● **Problem to work on**:
Give the number of lines in the records below that include the word "this", and add nothing to it.

● **Given data**:
^^^^

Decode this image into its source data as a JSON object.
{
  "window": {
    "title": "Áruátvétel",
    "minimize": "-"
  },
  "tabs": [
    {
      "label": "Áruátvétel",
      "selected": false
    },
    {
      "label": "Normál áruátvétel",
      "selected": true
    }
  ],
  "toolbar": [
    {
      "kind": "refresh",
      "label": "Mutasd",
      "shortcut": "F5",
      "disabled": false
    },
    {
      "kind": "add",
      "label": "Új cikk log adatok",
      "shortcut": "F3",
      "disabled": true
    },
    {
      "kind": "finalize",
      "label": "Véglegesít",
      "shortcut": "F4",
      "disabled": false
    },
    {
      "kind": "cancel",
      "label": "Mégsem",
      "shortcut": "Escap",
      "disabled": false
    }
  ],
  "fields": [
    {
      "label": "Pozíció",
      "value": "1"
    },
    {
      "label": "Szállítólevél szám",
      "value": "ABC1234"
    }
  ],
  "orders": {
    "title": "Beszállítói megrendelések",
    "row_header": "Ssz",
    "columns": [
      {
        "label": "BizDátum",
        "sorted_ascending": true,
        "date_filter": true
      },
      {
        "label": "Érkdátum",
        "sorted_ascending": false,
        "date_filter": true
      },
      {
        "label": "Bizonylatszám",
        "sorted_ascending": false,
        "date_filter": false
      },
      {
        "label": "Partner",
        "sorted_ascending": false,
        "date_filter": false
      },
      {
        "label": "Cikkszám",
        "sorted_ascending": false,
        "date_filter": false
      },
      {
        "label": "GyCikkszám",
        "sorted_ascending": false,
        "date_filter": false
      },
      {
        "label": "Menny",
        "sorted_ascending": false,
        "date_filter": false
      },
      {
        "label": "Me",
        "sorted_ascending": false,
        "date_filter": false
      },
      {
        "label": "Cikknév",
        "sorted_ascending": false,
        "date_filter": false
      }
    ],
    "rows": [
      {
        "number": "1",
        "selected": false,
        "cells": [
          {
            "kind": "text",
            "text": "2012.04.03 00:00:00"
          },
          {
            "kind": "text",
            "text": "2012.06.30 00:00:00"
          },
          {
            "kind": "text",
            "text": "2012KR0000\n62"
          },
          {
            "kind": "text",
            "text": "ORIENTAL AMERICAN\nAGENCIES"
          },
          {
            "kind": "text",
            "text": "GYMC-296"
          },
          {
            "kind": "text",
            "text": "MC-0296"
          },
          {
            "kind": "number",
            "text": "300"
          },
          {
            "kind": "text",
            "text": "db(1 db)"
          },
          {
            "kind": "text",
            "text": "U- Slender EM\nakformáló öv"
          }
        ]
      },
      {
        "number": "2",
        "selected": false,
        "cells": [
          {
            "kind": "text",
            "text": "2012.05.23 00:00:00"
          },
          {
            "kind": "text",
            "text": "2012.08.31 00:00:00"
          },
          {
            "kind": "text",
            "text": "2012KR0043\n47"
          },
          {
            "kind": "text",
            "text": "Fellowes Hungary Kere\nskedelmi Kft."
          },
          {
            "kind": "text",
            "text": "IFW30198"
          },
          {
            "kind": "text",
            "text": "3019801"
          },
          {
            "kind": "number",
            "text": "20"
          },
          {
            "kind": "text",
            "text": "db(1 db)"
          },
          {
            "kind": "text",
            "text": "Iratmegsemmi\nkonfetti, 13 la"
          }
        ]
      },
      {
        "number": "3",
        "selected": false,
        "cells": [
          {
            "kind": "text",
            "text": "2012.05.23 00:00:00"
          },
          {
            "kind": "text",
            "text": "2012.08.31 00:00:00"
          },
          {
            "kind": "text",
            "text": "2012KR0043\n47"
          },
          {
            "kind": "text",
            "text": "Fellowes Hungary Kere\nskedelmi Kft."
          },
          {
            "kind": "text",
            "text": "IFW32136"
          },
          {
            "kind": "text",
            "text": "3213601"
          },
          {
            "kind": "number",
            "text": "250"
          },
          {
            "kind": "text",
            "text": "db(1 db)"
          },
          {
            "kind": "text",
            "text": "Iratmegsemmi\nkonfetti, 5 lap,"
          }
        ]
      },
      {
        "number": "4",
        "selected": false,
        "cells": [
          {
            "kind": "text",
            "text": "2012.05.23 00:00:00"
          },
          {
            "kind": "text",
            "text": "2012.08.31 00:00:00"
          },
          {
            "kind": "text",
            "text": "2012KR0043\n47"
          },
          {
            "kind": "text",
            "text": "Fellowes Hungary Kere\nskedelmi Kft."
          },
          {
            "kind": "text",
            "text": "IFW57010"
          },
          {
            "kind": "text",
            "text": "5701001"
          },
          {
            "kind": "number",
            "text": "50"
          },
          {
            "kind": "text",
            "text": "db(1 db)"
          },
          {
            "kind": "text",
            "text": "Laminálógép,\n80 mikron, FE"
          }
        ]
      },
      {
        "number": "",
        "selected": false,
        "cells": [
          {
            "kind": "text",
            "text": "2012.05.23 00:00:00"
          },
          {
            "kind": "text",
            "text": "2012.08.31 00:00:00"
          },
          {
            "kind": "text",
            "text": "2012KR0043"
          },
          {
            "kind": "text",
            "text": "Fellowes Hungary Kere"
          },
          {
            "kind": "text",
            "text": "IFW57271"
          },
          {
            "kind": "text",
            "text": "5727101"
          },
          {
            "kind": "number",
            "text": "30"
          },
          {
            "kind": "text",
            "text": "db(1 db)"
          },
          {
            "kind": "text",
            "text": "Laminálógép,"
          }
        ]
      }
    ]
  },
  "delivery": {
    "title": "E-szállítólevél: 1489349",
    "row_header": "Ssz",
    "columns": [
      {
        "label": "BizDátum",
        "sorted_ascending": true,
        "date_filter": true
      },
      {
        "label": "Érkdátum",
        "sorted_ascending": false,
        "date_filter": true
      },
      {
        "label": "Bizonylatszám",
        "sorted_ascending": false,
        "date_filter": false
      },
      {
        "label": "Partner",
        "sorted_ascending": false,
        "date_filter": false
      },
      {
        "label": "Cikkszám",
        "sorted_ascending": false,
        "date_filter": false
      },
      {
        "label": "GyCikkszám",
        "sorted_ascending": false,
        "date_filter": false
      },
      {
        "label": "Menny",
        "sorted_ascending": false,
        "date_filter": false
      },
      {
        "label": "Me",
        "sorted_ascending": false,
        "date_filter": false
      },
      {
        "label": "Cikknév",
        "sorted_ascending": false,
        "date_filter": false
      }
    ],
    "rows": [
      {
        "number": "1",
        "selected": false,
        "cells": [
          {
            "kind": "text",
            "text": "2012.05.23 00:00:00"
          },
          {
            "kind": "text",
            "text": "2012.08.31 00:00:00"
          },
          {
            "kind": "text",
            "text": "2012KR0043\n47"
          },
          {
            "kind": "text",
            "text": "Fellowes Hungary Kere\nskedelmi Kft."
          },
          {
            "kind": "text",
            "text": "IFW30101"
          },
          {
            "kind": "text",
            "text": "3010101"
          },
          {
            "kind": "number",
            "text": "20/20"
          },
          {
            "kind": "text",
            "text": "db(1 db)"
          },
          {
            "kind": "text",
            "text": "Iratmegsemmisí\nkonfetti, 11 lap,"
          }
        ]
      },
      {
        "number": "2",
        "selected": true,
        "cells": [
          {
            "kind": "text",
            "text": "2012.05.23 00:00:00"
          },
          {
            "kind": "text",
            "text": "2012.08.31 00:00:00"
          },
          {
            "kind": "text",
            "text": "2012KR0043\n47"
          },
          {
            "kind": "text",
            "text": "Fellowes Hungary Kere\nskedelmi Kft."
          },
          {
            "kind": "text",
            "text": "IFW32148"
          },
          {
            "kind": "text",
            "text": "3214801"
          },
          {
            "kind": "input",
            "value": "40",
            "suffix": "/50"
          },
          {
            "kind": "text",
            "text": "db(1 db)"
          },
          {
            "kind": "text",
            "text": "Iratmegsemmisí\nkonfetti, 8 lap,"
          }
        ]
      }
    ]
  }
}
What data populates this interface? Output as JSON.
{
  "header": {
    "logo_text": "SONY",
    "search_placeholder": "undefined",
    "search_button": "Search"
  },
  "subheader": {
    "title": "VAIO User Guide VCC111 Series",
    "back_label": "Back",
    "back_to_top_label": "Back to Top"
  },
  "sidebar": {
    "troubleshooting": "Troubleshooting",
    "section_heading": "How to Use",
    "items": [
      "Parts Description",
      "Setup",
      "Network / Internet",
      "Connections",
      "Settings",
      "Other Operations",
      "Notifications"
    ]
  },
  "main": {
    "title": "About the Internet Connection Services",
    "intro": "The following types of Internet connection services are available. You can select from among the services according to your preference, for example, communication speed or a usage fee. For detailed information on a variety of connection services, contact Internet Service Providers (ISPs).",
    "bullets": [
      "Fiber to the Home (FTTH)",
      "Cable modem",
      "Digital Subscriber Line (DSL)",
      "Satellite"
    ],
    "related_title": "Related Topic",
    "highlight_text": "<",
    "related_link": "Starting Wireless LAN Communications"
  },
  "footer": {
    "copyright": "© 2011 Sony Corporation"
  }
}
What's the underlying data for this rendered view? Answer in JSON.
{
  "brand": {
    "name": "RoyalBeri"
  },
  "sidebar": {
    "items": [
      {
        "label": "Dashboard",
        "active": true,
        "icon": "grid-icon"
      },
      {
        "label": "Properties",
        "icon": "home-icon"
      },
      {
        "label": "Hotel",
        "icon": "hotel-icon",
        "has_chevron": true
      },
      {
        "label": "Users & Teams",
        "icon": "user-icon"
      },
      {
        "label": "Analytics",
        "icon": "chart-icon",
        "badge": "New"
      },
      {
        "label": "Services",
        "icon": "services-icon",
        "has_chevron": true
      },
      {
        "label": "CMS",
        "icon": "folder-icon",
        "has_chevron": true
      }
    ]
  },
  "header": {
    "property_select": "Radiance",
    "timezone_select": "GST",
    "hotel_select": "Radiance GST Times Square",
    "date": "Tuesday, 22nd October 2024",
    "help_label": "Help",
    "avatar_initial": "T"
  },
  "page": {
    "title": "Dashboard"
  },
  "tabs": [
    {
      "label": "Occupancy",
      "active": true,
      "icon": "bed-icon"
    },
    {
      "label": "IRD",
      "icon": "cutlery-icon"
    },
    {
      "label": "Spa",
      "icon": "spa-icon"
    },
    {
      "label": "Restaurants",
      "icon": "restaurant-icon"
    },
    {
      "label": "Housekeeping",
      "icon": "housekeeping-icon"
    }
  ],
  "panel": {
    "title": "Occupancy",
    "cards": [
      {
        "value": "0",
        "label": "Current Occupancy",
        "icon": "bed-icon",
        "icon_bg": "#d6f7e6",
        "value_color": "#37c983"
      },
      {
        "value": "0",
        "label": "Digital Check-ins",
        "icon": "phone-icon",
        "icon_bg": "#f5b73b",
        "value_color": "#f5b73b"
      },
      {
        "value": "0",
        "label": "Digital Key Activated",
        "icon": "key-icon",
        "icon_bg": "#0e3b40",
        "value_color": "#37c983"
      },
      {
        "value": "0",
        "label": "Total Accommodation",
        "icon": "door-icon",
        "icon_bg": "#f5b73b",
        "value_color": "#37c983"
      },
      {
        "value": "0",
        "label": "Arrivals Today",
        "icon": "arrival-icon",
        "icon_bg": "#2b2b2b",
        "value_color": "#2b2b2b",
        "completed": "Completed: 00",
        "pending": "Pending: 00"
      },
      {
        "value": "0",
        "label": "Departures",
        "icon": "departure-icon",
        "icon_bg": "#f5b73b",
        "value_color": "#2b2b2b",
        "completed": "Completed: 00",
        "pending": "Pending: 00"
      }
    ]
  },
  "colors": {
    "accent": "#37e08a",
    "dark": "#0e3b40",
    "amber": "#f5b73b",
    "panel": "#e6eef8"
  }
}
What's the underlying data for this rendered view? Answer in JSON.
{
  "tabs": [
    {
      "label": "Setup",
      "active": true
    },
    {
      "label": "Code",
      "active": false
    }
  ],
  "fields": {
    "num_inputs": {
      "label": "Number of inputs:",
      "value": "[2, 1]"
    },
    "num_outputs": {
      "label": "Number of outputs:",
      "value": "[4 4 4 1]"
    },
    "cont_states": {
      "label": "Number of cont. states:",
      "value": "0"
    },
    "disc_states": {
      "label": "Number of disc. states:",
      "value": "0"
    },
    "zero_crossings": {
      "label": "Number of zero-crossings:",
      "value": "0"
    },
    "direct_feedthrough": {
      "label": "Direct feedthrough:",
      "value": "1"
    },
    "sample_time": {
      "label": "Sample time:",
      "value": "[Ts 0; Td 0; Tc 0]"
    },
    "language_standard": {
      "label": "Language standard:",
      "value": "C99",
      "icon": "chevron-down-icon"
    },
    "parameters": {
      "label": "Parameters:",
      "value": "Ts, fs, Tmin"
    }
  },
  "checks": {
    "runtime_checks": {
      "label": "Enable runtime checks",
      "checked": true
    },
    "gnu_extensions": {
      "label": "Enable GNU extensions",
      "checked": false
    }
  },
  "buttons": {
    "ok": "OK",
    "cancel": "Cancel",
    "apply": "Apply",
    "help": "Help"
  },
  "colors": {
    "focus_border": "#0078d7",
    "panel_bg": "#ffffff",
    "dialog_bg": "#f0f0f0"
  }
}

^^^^

● **Exercise answer**:
4